[GIVEN RECORDS — start]

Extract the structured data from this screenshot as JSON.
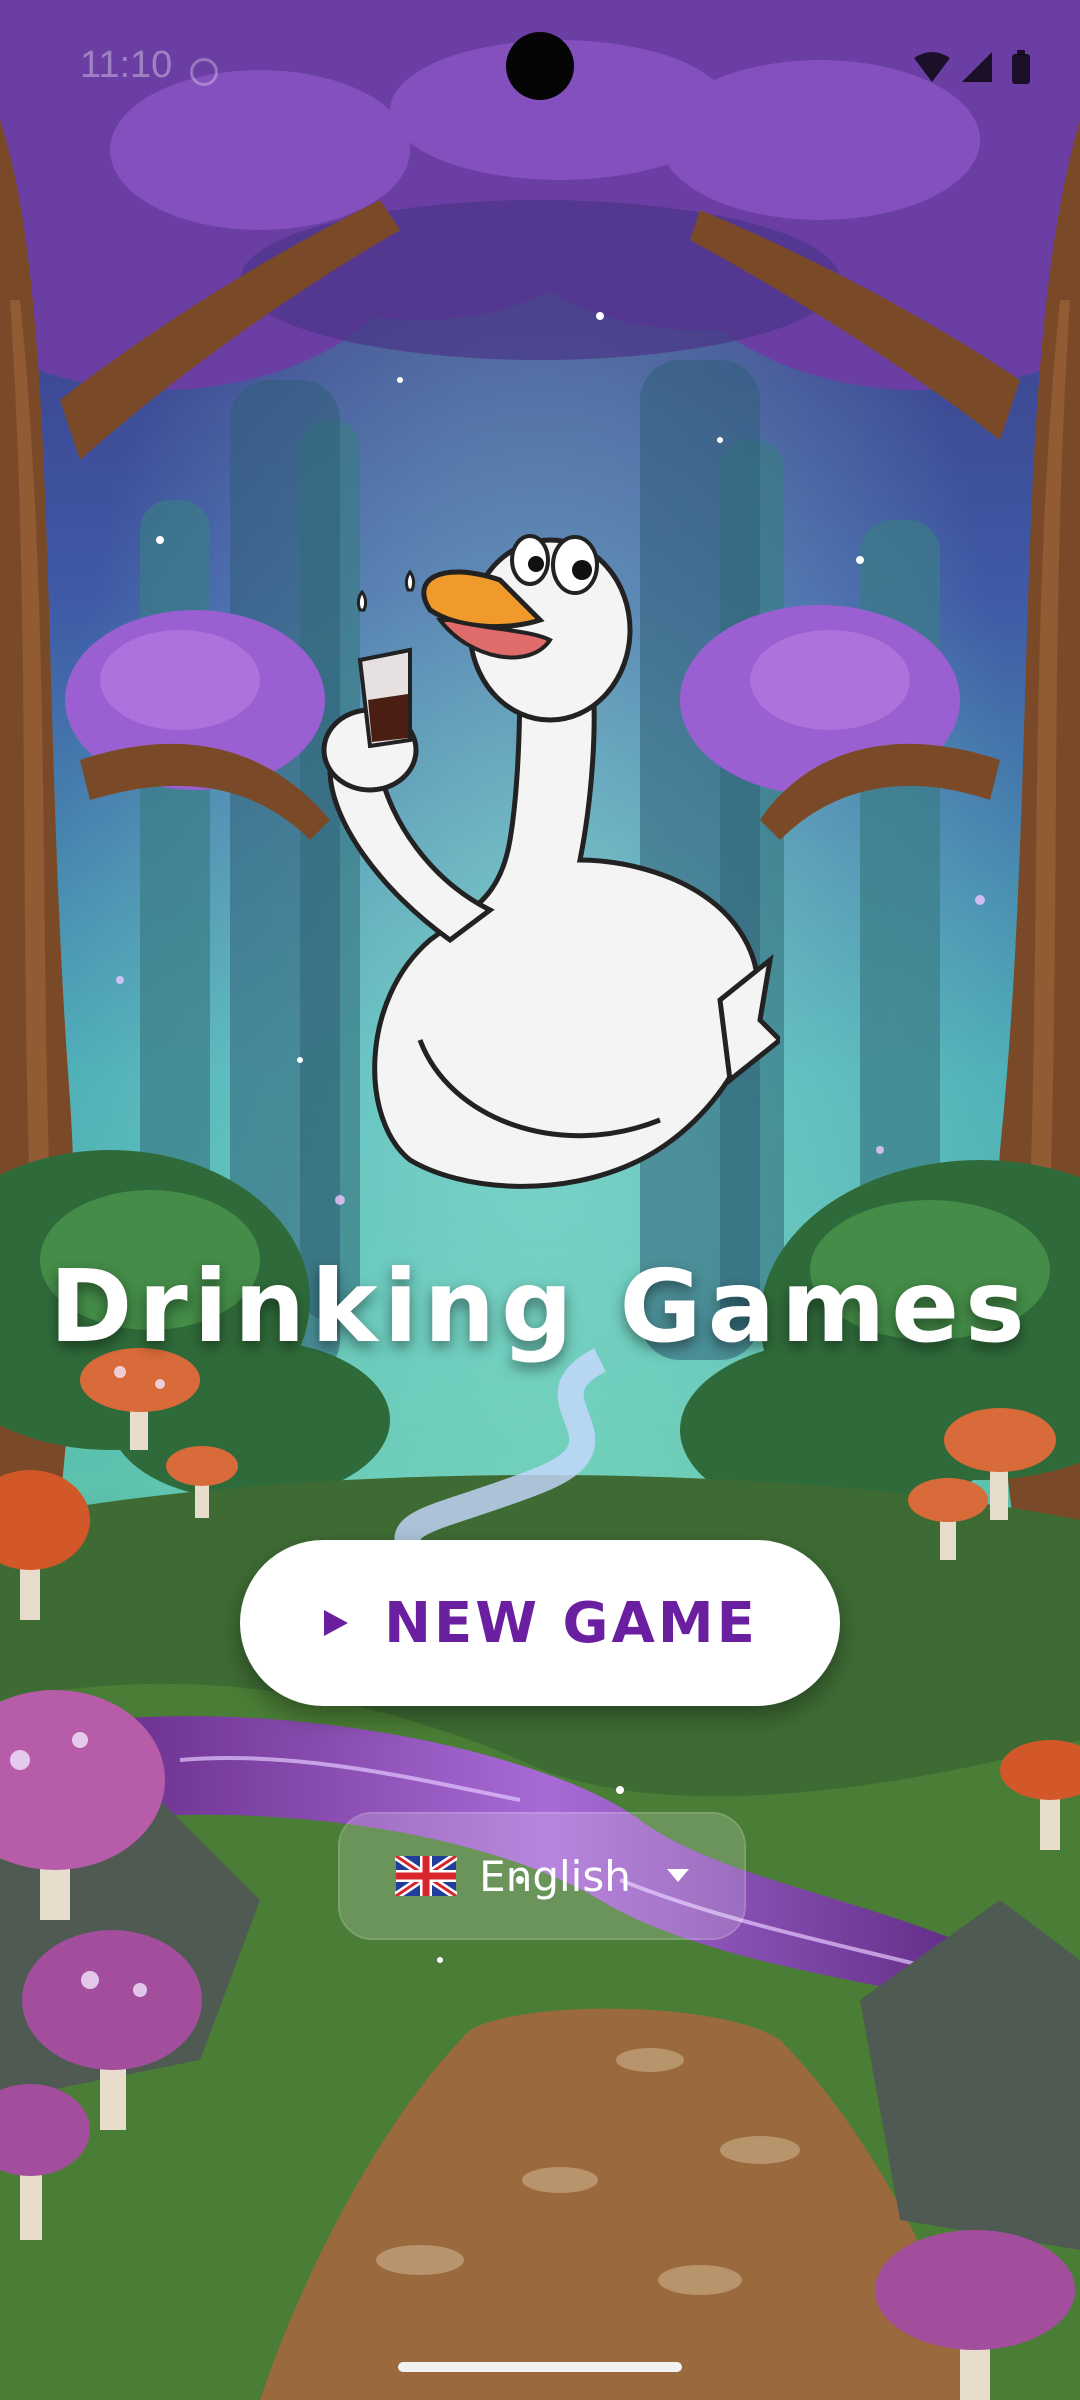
{
  "status_bar": {
    "time": "11:10",
    "icons": [
      "wifi-icon",
      "signal-icon",
      "battery-icon"
    ]
  },
  "app": {
    "title": "Drinking Games",
    "mascot": "goose-with-shot-glass-illustration"
  },
  "actions": {
    "new_game_label": "NEW GAME",
    "new_game_icon": "play-icon"
  },
  "language": {
    "selected": "English",
    "flag": "uk-flag-icon",
    "dropdown_icon": "caret-down-icon"
  },
  "colors": {
    "accent": "#6a1fa0",
    "button_bg": "#ffffff",
    "title_text": "#ffffff"
  }
}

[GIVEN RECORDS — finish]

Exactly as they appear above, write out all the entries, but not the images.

Extract the structured data from this screenshot as JSON.
{
  "status_bar": {
    "time": "11:10",
    "icons": [
      "wifi-icon",
      "signal-icon",
      "battery-icon"
    ]
  },
  "app": {
    "title": "Drinking Games",
    "mascot": "goose-with-shot-glass-illustration"
  },
  "actions": {
    "new_game_label": "NEW GAME",
    "new_game_icon": "play-icon"
  },
  "language": {
    "selected": "English",
    "flag": "uk-flag-icon",
    "dropdown_icon": "caret-down-icon"
  },
  "colors": {
    "accent": "#6a1fa0",
    "button_bg": "#ffffff",
    "title_text": "#ffffff"
  }
}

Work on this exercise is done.